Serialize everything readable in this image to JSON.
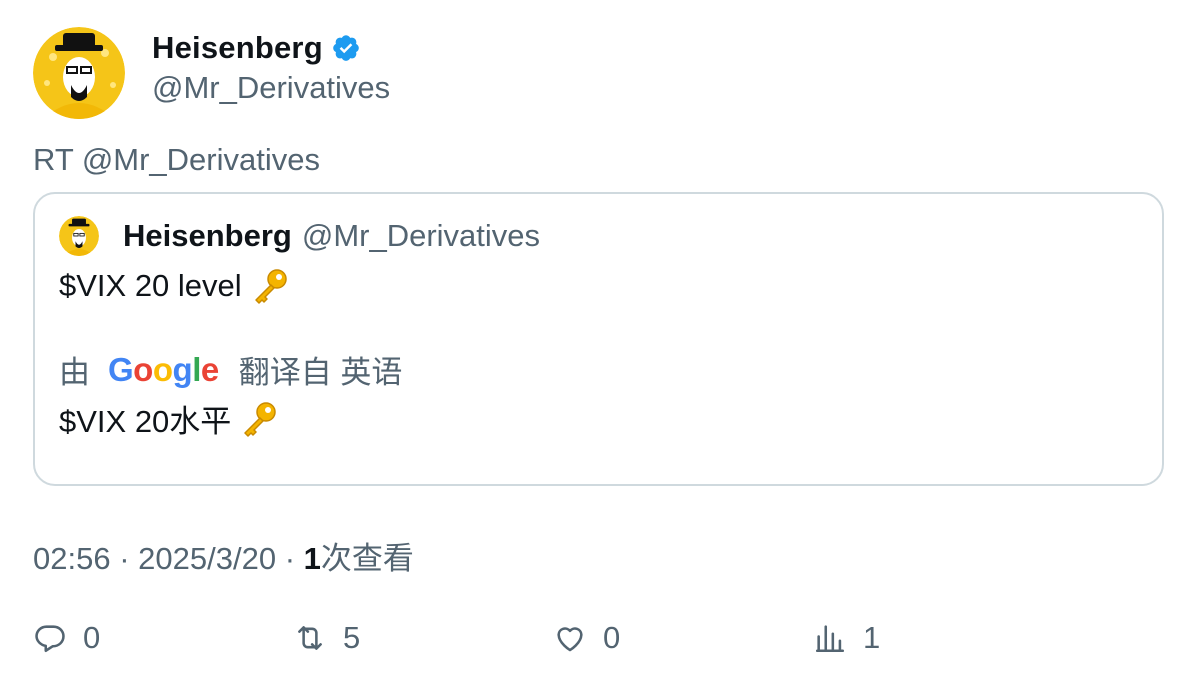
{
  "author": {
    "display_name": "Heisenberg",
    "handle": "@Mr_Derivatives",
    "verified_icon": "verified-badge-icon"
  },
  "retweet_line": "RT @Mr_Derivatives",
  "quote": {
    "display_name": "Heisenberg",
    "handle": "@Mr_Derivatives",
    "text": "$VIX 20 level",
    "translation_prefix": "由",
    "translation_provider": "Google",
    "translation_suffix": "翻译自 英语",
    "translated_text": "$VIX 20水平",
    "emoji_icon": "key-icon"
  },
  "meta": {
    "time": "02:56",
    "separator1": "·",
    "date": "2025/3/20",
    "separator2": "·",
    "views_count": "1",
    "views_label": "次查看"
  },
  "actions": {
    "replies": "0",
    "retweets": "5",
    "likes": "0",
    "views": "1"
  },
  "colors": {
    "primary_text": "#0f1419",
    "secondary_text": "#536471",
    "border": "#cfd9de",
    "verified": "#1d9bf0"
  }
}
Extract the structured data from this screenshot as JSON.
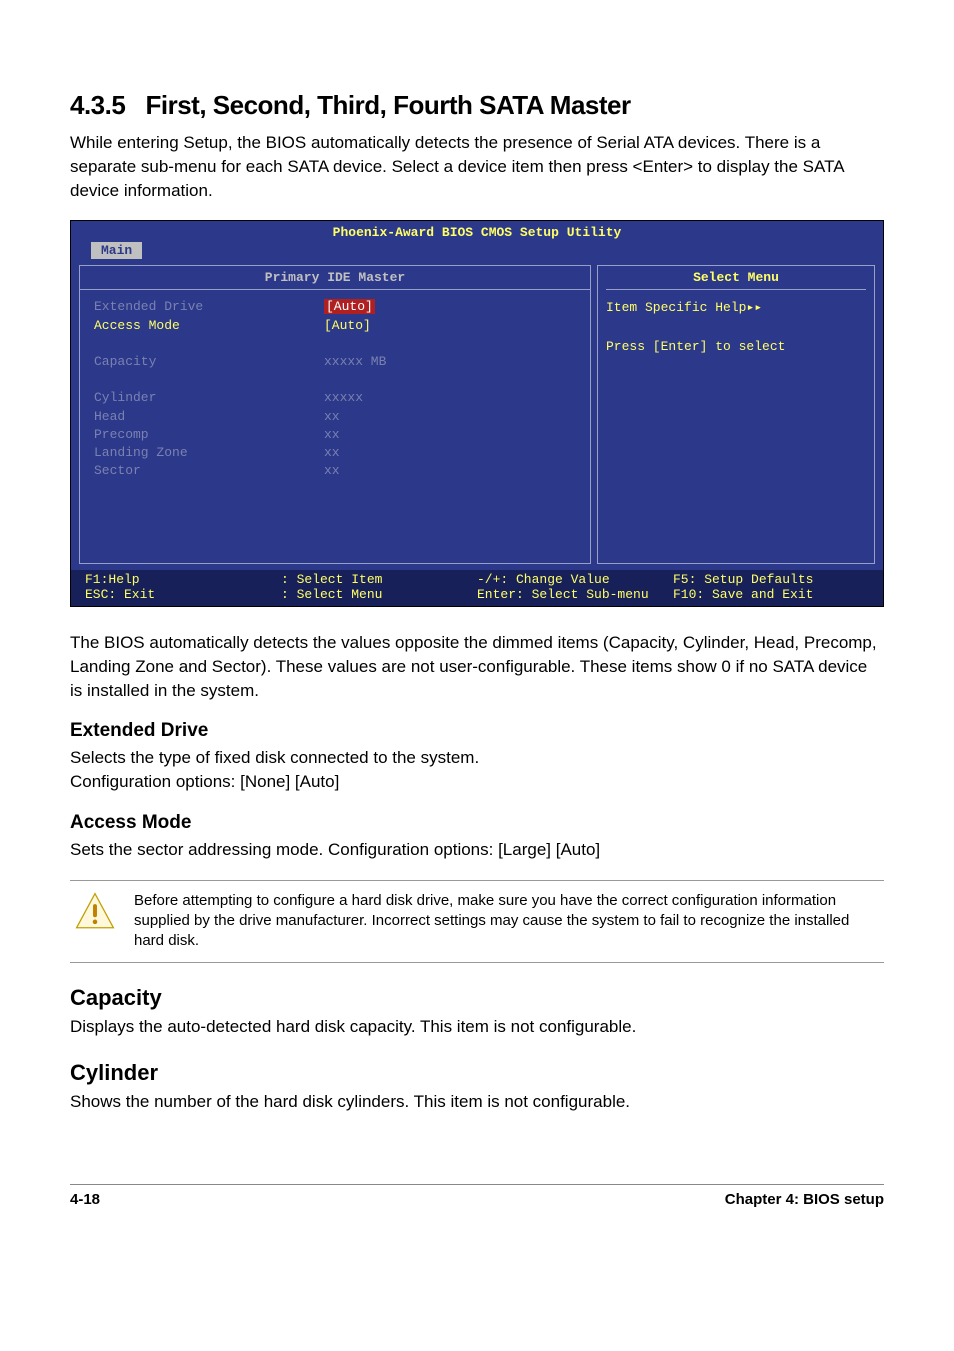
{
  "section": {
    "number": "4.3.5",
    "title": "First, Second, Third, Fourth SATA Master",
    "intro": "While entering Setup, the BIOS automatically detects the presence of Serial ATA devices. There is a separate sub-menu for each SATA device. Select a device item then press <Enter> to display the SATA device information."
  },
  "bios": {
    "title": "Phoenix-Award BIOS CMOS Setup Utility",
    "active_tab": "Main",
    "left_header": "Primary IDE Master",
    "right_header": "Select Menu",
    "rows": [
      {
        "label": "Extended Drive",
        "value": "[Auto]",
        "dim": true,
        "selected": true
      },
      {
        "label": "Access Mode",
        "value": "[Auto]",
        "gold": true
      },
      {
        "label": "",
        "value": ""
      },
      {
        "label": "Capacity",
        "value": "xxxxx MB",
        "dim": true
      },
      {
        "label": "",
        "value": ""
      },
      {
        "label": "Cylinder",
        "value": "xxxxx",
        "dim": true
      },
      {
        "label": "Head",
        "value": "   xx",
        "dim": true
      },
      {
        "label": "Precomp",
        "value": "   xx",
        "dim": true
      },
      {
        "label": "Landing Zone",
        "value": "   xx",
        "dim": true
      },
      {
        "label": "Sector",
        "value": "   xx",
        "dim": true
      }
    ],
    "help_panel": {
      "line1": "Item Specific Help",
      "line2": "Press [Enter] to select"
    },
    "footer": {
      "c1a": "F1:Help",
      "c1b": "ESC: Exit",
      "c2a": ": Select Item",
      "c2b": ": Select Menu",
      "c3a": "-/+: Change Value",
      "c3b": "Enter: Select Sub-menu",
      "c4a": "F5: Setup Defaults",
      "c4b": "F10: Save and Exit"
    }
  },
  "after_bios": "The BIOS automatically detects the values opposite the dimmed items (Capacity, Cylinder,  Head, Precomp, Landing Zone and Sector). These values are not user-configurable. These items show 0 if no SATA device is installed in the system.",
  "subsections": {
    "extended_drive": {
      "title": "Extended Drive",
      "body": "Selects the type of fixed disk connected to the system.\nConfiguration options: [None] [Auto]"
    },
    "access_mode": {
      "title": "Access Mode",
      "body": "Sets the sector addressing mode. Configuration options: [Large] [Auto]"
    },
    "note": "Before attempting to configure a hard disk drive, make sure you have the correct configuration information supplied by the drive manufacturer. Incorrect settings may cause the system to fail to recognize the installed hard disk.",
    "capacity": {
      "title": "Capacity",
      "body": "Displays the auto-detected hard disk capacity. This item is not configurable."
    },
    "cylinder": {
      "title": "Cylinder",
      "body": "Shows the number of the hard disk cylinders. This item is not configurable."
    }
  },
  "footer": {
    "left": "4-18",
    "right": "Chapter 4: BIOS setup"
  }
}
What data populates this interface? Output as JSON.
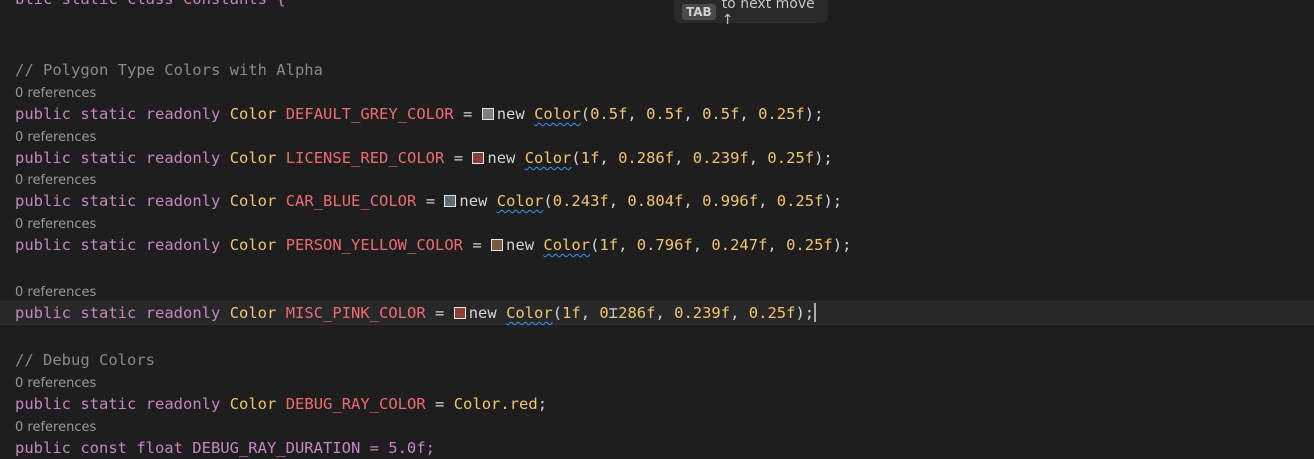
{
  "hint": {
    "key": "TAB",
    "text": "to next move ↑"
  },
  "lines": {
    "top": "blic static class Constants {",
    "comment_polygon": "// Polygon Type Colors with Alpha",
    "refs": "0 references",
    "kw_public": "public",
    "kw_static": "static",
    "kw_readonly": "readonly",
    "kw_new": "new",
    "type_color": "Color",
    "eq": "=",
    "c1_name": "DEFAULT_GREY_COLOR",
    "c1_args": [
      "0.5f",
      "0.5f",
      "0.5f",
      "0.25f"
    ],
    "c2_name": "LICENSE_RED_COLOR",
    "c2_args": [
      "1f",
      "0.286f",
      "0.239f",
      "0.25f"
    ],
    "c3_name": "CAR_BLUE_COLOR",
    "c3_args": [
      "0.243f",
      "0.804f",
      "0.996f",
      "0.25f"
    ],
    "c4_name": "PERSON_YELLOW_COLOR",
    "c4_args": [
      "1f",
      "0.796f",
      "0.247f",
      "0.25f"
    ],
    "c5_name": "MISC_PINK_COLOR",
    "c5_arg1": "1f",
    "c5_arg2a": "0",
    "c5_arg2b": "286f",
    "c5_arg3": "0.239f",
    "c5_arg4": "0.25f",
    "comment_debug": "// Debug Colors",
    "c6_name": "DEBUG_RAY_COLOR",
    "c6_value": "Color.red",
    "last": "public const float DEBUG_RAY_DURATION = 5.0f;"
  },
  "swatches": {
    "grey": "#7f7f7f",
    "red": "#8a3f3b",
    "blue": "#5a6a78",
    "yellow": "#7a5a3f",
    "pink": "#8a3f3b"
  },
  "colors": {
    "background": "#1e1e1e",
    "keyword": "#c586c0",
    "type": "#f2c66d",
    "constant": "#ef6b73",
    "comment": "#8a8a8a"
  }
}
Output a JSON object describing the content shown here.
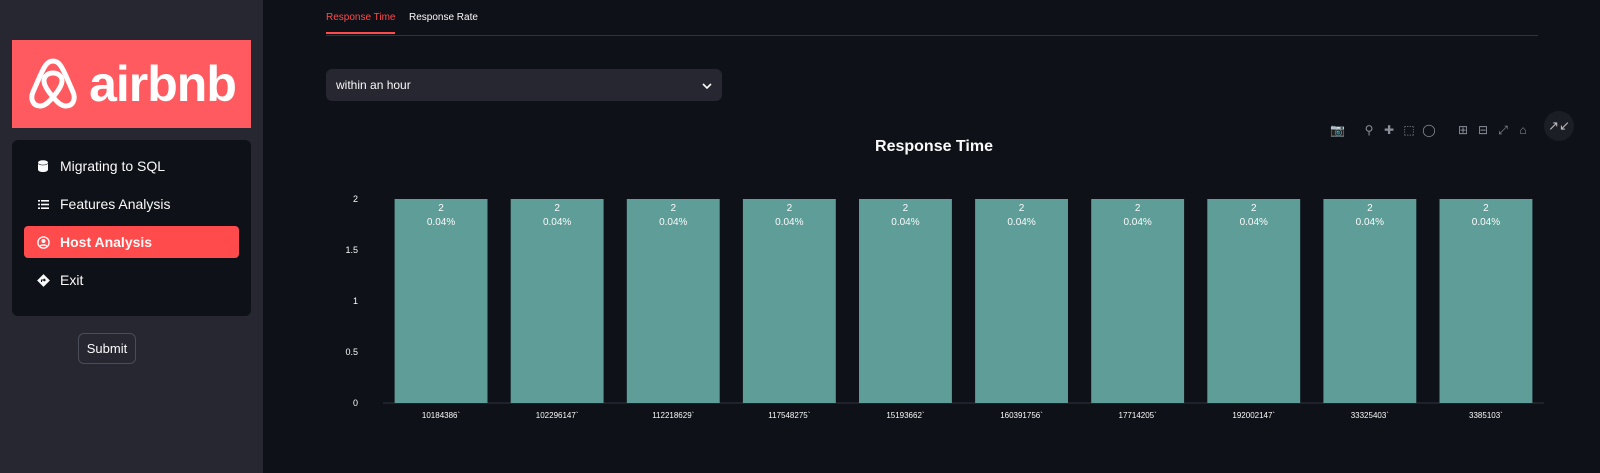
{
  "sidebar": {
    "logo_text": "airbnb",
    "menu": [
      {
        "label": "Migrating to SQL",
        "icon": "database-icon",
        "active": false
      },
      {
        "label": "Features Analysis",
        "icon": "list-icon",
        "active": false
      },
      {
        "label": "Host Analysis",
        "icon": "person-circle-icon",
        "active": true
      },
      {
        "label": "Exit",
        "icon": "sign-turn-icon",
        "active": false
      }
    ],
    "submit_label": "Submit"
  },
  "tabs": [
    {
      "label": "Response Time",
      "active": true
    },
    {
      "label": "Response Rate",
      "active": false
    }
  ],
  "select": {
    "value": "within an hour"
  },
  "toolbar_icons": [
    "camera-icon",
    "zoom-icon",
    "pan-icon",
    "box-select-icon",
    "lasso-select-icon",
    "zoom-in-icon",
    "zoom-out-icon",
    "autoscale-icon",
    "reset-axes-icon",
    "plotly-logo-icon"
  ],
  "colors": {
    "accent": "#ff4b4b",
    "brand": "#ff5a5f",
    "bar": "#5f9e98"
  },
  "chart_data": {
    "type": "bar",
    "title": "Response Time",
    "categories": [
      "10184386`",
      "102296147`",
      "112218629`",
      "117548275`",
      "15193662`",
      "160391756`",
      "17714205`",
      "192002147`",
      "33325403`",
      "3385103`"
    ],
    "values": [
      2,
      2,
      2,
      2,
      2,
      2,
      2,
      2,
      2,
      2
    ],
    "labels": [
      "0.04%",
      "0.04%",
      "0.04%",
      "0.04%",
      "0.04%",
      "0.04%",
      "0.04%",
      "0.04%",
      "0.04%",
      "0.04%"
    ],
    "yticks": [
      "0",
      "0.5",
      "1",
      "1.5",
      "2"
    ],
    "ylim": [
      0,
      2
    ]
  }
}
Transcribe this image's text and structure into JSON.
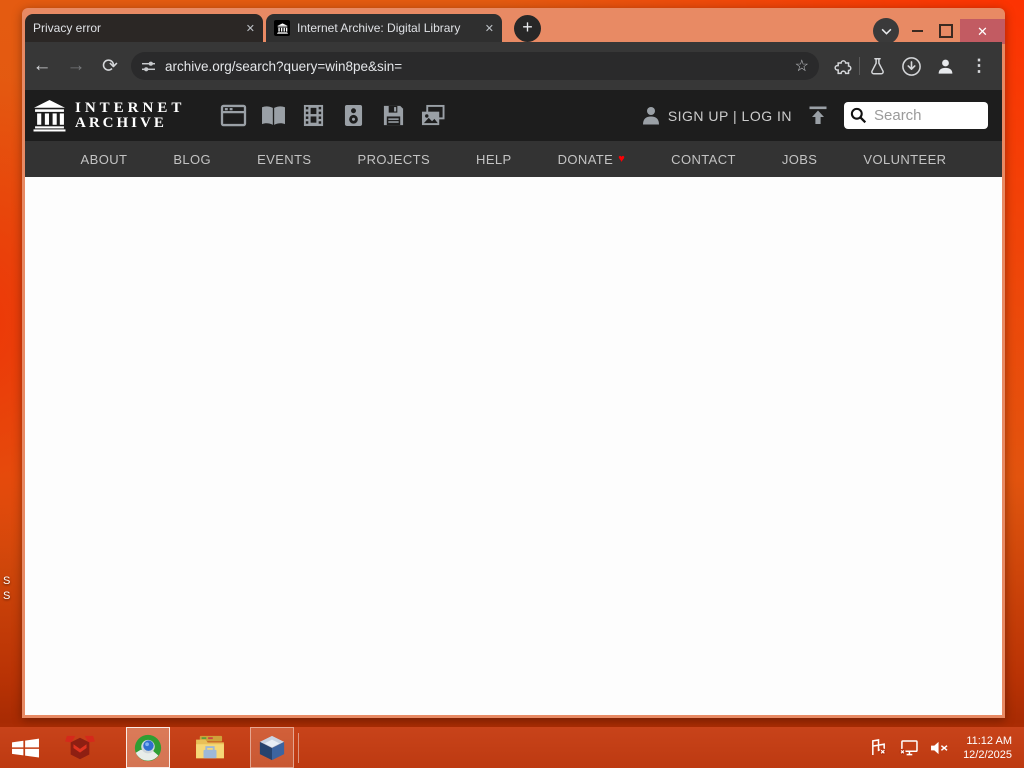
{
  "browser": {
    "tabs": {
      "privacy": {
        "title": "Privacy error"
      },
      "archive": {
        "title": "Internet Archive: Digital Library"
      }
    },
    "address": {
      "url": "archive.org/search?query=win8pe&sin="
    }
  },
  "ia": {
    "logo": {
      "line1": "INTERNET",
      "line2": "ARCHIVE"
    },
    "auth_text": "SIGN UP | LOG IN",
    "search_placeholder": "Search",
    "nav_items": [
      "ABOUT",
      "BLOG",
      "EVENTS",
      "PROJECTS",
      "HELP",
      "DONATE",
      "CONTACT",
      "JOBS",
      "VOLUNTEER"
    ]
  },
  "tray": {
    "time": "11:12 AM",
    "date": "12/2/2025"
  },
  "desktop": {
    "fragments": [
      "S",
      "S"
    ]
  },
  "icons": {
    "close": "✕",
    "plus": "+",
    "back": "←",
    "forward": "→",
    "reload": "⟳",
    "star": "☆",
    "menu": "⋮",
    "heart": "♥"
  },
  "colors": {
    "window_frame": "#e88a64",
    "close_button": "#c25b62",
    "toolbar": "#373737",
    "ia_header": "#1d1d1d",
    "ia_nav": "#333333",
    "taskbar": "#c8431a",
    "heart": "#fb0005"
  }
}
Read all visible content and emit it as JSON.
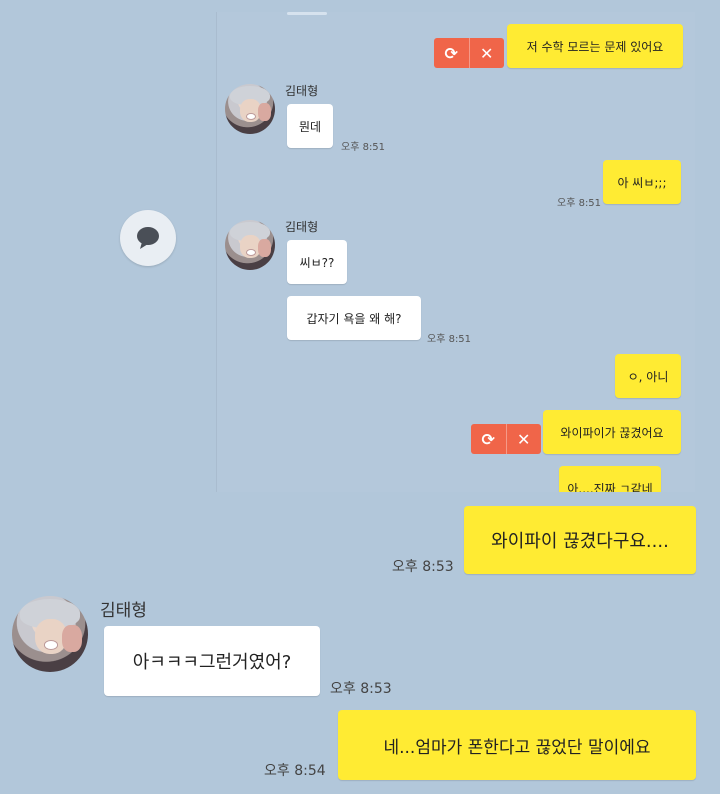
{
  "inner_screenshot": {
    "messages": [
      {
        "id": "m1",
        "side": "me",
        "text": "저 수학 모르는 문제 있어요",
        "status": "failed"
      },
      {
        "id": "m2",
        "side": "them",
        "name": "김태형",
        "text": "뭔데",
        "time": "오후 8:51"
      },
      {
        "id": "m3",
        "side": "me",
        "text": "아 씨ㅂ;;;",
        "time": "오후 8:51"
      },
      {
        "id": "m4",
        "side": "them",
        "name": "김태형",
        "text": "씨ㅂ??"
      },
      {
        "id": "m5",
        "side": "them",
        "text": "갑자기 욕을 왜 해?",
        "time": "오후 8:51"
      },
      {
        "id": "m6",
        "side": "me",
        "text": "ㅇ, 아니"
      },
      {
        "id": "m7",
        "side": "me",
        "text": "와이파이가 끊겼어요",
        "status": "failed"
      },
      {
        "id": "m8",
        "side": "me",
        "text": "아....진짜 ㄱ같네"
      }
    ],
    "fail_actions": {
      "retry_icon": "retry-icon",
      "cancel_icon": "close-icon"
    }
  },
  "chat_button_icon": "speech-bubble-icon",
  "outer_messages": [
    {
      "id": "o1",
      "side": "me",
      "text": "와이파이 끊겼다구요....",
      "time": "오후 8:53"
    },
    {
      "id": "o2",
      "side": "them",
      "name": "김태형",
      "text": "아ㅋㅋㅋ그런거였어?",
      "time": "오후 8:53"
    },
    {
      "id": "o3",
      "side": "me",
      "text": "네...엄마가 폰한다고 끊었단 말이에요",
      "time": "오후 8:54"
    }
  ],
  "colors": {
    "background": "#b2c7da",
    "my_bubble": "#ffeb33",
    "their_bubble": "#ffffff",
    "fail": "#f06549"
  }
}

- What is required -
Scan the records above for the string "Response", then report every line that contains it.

- Output for this task -
      "label": "Response Time",
      "label": "Response Rate",
    "title": "Response Time",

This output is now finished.